My recent hankering for a melodeath fix came via a healthy binge of Edge of Sanity. And for what it may have lacked in innovation, Rogga Johansson‘s latest solo venture also hit the nostalgic sweet spot of the heftier qualities of vintage melodic death. Throw in the impressive debut LP from Eternal Storm and my sometimes dormant hunger for melodeath has been reinvigorated. Enter Sweden’s Pandemonium, a long running yet unfamiliar act returning with their fourth full-length album and first since way back in 2008. A veteran outfit returning to the game after a decade long hiatus creates an interesting proposition.
Somber atmospheres, brooding melodies of the wintry and melancholic variety, and solid dollops of gruff vocals and blasting aggression bookend songs bristling with energy and smart instrumental chops. Pandemonium possess the fundamentals to create an exciting album. There’s some interesting embellishments thrown into the mix, such as blackened and symphonic elements, adding layers of burnt cheese likely to divide potential listeners. Take the grand, thrashy punch of opener “And Death Was the Way” for instance. The fluttery, distracting synth work and questionable spoken word deviations coupled with bloated length dulls the impact of a song with potential to rip harder than it does. And with the majority of songs cracking at least the six minute mark, Monuments of Tragedy often falls victim to a lack of discipline in the self-editing department, leaving positive ideas stretched beyond their welcome.
When Pandemonium nail the balance and push their stronger qualities to the forefront there’s much to enjoy in sporadic doses across the album’s hefty, just shy of an hour runtime. Dancing through influential pastures of the frosty melancholy of Insomnium and vaguely blackened bombast of Dimmu Borgir, Pandemonium do a good job of not being tied too closely to any one source. “Under the Banner of the Blood Red Sun” grafts symphonic grandeur atop a blackened melodeath base, swiftly engaging their ambitious, technical approach with a scathing, slightly off-kilter blend of aggression and keen sense of melody.

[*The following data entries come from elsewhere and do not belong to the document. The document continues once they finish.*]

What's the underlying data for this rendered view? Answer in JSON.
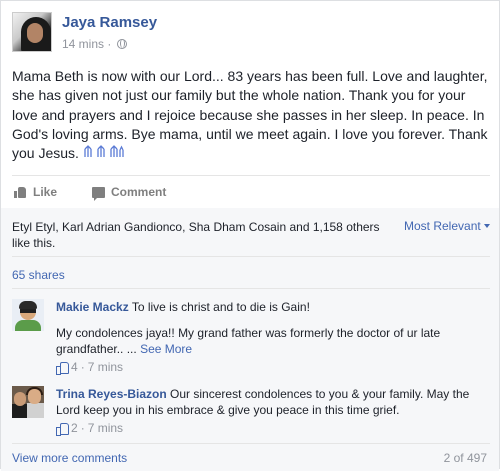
{
  "post": {
    "author": "Jaya Ramsey",
    "time": "14 mins",
    "time_separator": "·",
    "privacy_icon": "globe-icon",
    "text": "Mama Beth is now with our Lord... 83 years has been full. Love and laughter, she has given not just our family but the whole nation. Thank you for your love and prayers and I rejoice because she passes in her sleep. In peace. In God's loving arms. Bye mama, until we meet again. I love you forever. Thank you Jesus.",
    "emoji_icon": "praying-figures-icon"
  },
  "actions": {
    "like_label": "Like",
    "comment_label": "Comment"
  },
  "reactions": {
    "likers_text": "Etyl Etyl, Karl Adrian Gandionco, Sha Dham Cosain and 1,158 others like this.",
    "sort_label": "Most Relevant",
    "shares_label": "65 shares"
  },
  "comments": [
    {
      "name": "Makie Mackz",
      "text": "To live is christ and to die is Gain!",
      "reply_text": "My condolences jaya!! My grand father was formerly the doctor of ur late grandfather.. ...",
      "see_more": "See More",
      "likes": "4",
      "time": "7 mins",
      "separator": "·"
    },
    {
      "name": "Trina Reyes-Biazon",
      "text": "Our sincerest condolences to you & your family. May the Lord keep you in his embrace & give you peace in this time grief.",
      "likes": "2",
      "time": "7 mins",
      "separator": "·"
    }
  ],
  "footer": {
    "view_more_label": "View more comments",
    "count_label": "2 of 497"
  },
  "colors": {
    "link": "#4267b2",
    "name": "#365899",
    "meta": "#90949c",
    "reaction_bg": "#f6f7f9"
  }
}
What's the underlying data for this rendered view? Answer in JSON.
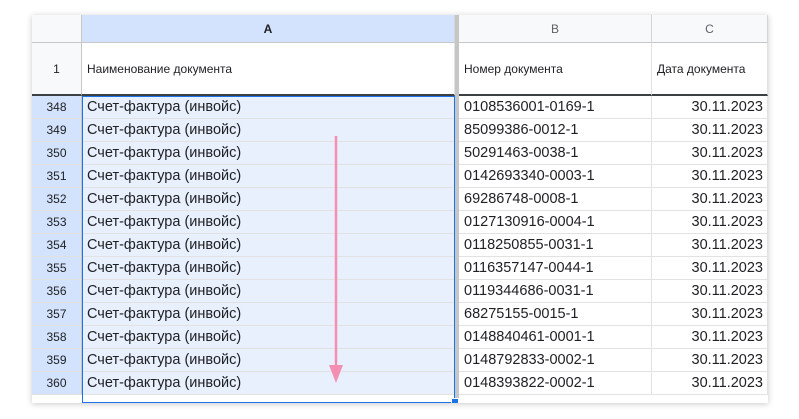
{
  "columns": [
    "A",
    "B",
    "C"
  ],
  "header_row": {
    "row_number": "1",
    "cells": [
      "Наименование документа",
      "Номер документа",
      "Дата документа"
    ]
  },
  "selection": {
    "column": "A",
    "first_row": "348",
    "last_row": "360"
  },
  "drag_arrow": {
    "color": "#f48fb1",
    "direction": "down"
  },
  "rows": [
    {
      "n": "348",
      "a": "Счет-фактура (инвойс)",
      "b": "0108536001-0169-1",
      "c": "30.11.2023"
    },
    {
      "n": "349",
      "a": "Счет-фактура (инвойс)",
      "b": "85099386-0012-1",
      "c": "30.11.2023"
    },
    {
      "n": "350",
      "a": "Счет-фактура (инвойс)",
      "b": "50291463-0038-1",
      "c": "30.11.2023"
    },
    {
      "n": "351",
      "a": "Счет-фактура (инвойс)",
      "b": "0142693340-0003-1",
      "c": "30.11.2023"
    },
    {
      "n": "352",
      "a": "Счет-фактура (инвойс)",
      "b": "69286748-0008-1",
      "c": "30.11.2023"
    },
    {
      "n": "353",
      "a": "Счет-фактура (инвойс)",
      "b": "0127130916-0004-1",
      "c": "30.11.2023"
    },
    {
      "n": "354",
      "a": "Счет-фактура (инвойс)",
      "b": "0118250855-0031-1",
      "c": "30.11.2023"
    },
    {
      "n": "355",
      "a": "Счет-фактура (инвойс)",
      "b": "0116357147-0044-1",
      "c": "30.11.2023"
    },
    {
      "n": "356",
      "a": "Счет-фактура (инвойс)",
      "b": "0119344686-0031-1",
      "c": "30.11.2023"
    },
    {
      "n": "357",
      "a": "Счет-фактура (инвойс)",
      "b": "68275155-0015-1",
      "c": "30.11.2023"
    },
    {
      "n": "358",
      "a": "Счет-фактура (инвойс)",
      "b": "0148840461-0001-1",
      "c": "30.11.2023"
    },
    {
      "n": "359",
      "a": "Счет-фактура (инвойс)",
      "b": "0148792833-0002-1",
      "c": "30.11.2023"
    },
    {
      "n": "360",
      "a": "Счет-фактура (инвойс)",
      "b": "0148393822-0002-1",
      "c": "30.11.2023"
    }
  ]
}
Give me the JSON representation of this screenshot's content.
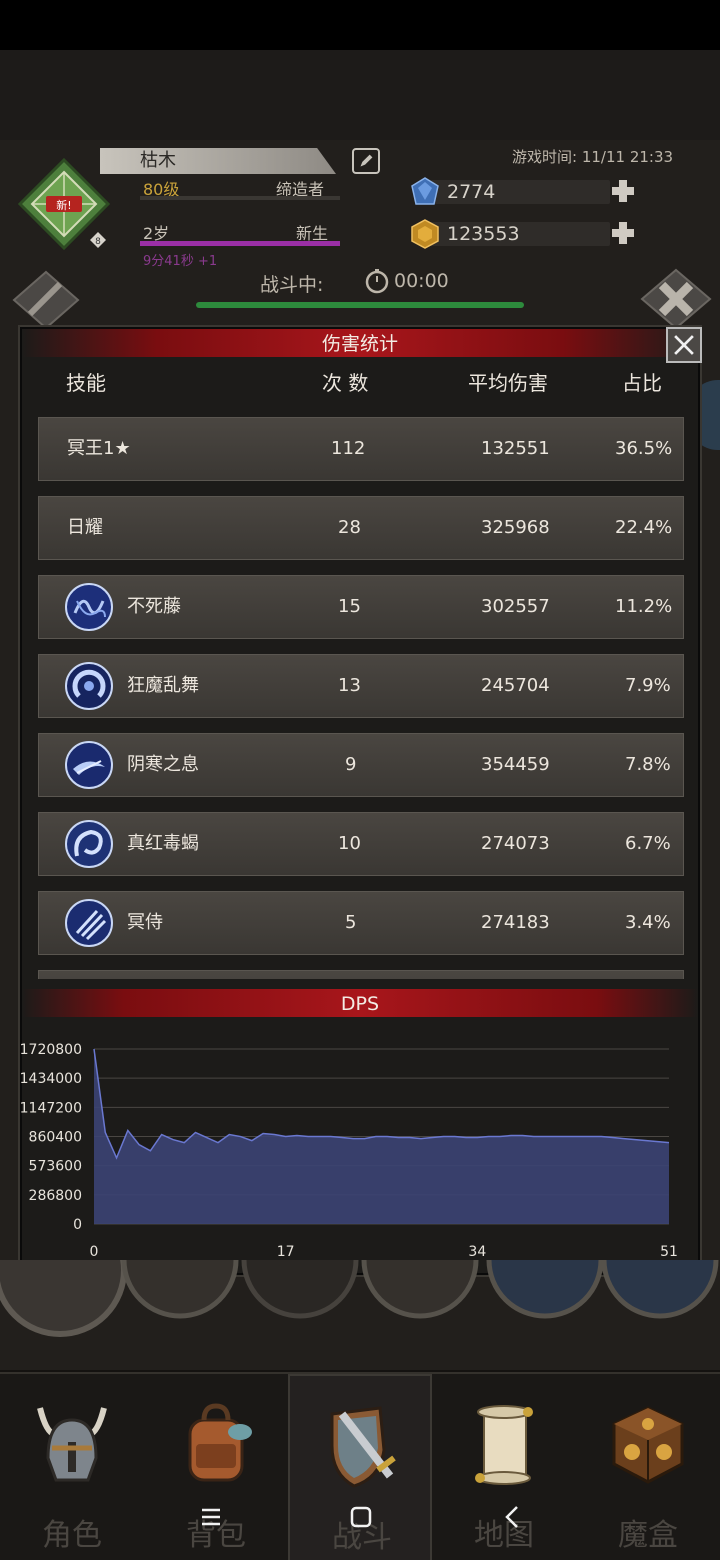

While Pandemonium struggle to gain my full attention or boost enthusiasm significantly throughout the album’s duration, songs like the impressive “In Search for Euthanasia” ripple with urgency, classy orchestrations, dynamic twists and headbangable riffs, demonstrating the band’s ability and potential, sadly left unfulfilled as far as consistently interesting writing is concerned.
Excellent musicianship features across the board and although the symphonic elements don’t always sit well with me, at their least obtrusive the synths offer a pleasant melodic counterpoint to the scything harmonies, rugged riffs and energetic drumming. Monuments of Tragedy has the building blocks of a really enjoyable melodic death album. Aside from the cheesier synth integration, Pandemonium boast a muscular edge, exemplified in such beefy, groove-laden cuts as “The Code,” ensuring a reasonably healthy balance between pristine melodic strokes and triumphant gallops with aggressive turns, including searing blasts and rugged grooves. However, the significant gulf between genuinely interesting, gripping content, bloated song lengths, and album duration tests patience and sends the mind wandering. This critique could be aimed at the Eternal Storm album, but here the compositions and writing aren’t on the same levels, resulting in a more detrimental outcome.
Strictly on a technical level Pandemonium acquit themselves very well and clearly there’s been a hell of a lot of time and craftmanship dedicated to the construction of the album. At its most potent, Monuments of Tragedy features some stellar moments and assured songwriting, steered off course by excessive convolution and cheesy tropes infiltrating song structures. In the end Pandemonium have chalked up an album difficult to dislike but equally hard to heartily recommend.